*** Opening of Recorded information ***

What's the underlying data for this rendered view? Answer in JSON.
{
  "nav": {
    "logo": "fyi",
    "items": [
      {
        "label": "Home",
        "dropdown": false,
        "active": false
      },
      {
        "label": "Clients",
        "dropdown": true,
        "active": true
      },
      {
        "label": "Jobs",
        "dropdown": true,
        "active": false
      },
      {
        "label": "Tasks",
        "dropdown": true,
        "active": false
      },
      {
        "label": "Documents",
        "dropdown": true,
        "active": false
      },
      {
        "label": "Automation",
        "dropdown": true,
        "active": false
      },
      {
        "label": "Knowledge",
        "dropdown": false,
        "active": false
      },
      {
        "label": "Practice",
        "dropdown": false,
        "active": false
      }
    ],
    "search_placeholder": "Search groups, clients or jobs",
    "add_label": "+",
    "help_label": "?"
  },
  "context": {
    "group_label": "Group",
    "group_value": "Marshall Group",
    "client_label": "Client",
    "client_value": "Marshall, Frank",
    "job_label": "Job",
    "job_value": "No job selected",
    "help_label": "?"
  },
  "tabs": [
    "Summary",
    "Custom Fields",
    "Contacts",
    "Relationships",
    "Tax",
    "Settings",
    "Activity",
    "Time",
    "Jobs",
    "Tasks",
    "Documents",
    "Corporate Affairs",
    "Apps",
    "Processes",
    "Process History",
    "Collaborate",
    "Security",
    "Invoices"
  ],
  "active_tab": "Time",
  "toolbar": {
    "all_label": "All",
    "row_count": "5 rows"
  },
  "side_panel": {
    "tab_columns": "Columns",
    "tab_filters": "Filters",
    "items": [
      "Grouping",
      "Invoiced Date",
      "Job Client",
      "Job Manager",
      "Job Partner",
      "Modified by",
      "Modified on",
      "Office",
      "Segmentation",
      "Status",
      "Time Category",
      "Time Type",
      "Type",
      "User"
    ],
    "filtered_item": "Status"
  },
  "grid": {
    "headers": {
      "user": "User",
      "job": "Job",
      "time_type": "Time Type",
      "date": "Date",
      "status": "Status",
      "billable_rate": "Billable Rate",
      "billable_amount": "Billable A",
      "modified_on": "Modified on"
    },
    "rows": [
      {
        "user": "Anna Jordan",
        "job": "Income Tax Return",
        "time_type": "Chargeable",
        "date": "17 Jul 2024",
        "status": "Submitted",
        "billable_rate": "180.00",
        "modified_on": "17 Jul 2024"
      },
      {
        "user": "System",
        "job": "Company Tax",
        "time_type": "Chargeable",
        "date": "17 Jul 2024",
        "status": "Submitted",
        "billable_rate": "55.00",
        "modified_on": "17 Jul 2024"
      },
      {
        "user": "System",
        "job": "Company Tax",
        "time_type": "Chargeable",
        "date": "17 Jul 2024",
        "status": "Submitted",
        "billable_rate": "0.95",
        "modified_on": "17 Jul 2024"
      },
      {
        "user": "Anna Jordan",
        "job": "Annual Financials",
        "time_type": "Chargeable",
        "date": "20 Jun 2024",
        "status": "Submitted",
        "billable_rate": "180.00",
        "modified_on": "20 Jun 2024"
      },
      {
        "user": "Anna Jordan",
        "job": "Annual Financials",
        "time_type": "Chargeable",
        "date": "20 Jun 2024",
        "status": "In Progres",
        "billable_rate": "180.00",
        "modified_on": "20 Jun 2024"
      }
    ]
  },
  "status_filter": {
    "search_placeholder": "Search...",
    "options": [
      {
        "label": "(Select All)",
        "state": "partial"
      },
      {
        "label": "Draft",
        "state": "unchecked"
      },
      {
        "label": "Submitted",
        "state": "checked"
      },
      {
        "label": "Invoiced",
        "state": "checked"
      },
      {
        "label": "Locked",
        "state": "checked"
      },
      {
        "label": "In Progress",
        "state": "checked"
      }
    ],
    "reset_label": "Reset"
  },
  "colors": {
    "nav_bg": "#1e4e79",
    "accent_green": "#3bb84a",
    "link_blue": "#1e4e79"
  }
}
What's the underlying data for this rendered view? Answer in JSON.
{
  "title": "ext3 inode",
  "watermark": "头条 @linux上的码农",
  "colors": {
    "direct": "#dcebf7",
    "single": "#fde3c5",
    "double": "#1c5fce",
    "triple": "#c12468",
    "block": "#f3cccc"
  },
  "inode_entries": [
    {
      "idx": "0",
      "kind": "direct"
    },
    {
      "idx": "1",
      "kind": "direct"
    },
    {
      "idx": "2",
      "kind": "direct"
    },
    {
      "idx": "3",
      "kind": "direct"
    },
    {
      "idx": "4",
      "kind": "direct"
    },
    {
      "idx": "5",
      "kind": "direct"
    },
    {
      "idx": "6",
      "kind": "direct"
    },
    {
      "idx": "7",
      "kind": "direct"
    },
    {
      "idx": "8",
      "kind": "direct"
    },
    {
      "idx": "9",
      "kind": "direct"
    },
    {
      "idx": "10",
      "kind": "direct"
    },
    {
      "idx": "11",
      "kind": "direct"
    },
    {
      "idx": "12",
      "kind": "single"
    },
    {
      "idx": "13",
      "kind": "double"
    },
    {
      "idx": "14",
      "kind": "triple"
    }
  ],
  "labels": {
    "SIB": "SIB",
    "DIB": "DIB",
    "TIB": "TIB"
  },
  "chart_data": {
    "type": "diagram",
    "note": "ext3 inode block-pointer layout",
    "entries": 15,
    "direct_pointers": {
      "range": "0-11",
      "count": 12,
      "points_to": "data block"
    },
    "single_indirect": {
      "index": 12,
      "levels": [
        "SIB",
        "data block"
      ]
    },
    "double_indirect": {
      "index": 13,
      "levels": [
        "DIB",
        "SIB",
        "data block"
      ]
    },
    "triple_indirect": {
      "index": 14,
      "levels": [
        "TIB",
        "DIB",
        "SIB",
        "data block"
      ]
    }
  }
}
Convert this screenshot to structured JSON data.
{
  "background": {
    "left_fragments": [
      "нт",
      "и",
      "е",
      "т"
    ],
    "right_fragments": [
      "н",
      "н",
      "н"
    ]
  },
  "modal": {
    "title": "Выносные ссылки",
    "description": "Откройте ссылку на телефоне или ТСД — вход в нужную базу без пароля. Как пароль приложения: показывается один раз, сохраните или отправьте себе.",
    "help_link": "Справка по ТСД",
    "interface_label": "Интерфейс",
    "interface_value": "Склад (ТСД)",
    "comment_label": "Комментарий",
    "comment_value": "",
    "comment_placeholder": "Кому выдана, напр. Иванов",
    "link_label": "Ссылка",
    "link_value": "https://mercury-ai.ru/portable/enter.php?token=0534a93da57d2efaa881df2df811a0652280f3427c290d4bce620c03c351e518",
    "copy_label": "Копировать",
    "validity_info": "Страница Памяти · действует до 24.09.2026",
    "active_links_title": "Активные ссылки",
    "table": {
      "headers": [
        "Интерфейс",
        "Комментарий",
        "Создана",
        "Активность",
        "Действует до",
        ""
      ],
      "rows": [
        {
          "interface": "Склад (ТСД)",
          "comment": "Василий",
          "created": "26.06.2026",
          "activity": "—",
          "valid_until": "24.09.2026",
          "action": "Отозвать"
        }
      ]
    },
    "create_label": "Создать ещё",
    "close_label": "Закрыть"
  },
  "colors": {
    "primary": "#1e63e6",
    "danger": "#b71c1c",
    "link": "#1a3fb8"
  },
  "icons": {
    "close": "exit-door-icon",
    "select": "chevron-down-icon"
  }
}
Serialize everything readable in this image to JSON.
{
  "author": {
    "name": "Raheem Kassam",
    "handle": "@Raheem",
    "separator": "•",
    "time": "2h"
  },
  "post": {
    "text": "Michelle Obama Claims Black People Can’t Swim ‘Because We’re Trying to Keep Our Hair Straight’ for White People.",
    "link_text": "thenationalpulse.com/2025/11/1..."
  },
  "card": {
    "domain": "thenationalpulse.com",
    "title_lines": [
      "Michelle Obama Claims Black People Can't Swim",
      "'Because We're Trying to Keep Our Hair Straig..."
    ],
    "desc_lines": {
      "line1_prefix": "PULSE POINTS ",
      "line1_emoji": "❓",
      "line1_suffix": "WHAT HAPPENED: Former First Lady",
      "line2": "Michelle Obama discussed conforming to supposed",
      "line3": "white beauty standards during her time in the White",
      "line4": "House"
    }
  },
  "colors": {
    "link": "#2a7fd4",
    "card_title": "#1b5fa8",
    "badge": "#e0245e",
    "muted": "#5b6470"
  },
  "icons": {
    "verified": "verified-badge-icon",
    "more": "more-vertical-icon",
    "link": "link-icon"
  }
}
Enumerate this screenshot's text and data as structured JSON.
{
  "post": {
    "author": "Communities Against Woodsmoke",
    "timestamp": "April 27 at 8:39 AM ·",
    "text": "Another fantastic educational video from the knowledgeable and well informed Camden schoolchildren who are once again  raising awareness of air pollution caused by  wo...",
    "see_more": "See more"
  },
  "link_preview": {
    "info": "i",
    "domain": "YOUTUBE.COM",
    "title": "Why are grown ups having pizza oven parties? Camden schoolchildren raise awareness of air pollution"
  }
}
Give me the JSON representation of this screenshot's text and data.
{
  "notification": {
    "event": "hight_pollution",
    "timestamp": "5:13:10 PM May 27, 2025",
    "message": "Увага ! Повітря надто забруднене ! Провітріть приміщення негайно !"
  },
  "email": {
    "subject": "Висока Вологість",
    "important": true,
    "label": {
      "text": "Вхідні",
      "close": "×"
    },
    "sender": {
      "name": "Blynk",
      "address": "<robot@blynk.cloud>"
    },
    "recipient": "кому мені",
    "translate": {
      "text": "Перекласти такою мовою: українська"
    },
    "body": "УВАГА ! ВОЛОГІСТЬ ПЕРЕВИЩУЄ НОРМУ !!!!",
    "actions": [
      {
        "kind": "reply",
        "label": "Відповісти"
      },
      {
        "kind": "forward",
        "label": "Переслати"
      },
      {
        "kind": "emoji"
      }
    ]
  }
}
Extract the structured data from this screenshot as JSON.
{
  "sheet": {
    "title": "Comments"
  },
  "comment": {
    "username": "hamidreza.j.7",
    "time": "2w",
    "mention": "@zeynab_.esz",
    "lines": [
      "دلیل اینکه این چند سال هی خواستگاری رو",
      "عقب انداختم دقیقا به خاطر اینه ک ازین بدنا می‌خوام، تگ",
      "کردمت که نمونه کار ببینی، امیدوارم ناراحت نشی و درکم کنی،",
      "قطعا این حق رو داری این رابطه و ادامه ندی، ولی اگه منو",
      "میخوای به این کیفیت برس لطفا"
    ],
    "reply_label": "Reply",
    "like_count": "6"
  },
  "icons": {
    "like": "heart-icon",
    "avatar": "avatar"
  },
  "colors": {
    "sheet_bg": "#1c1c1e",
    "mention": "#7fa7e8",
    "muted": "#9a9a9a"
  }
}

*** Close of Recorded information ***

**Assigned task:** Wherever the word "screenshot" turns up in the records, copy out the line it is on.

**Written response:**
Convert this screenshot to structured JSON data.
Enumerate this screenshot's text and data as structured JSON.
Give me the JSON representation of this screenshot's text and data.
Extract the structured data from this screenshot as JSON.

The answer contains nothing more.